### Data records
--- START ---
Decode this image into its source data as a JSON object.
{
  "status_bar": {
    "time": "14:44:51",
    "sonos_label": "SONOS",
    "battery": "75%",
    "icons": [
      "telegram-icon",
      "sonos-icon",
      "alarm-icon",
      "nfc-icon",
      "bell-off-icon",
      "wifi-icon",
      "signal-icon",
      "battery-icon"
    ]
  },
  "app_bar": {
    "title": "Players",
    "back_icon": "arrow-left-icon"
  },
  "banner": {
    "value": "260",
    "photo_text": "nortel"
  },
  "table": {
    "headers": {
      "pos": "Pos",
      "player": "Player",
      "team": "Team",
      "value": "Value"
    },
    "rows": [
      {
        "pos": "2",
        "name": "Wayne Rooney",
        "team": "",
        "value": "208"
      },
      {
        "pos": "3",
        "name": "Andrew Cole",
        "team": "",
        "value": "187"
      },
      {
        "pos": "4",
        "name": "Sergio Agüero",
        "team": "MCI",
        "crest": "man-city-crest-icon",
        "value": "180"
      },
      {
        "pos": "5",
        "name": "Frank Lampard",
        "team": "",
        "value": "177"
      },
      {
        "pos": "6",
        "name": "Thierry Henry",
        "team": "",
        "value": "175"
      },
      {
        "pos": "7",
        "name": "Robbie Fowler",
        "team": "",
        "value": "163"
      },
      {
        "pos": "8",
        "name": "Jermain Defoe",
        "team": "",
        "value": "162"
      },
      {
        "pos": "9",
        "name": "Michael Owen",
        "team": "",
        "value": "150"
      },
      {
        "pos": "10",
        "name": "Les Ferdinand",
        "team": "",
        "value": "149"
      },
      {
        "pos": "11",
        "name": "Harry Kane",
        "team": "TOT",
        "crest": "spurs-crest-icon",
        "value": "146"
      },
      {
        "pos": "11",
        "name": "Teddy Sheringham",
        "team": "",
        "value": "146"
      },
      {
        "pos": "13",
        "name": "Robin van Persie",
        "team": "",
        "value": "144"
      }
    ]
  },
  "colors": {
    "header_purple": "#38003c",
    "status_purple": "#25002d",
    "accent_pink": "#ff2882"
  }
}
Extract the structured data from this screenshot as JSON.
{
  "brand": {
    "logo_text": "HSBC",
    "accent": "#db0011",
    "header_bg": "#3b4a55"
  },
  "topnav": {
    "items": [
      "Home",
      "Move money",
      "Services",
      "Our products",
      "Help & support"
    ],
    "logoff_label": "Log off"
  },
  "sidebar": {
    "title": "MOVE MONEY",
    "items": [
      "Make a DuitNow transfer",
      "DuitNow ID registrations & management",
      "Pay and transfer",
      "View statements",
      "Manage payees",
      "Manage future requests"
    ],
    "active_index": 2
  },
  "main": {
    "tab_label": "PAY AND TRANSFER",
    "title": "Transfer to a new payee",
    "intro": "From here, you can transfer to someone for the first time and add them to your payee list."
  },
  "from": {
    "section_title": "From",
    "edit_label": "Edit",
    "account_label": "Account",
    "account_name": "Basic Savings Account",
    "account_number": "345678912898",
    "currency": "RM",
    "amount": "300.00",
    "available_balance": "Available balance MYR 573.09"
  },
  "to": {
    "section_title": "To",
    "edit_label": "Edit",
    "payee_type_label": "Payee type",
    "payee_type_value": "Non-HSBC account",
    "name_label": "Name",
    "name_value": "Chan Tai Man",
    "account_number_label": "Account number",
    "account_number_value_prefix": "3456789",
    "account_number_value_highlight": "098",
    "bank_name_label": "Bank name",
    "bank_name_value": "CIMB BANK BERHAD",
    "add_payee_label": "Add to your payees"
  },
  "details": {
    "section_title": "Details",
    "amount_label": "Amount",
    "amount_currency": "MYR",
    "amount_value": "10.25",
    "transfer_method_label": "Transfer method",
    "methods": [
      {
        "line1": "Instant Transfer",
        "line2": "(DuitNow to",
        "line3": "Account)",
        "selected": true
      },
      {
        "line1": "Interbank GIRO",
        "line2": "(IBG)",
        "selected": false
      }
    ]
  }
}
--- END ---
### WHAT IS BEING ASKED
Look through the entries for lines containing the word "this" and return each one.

### TASK SOLUTION
Decode this image into its source data as a JSON object.
Extract the structured data from this screenshot as JSON.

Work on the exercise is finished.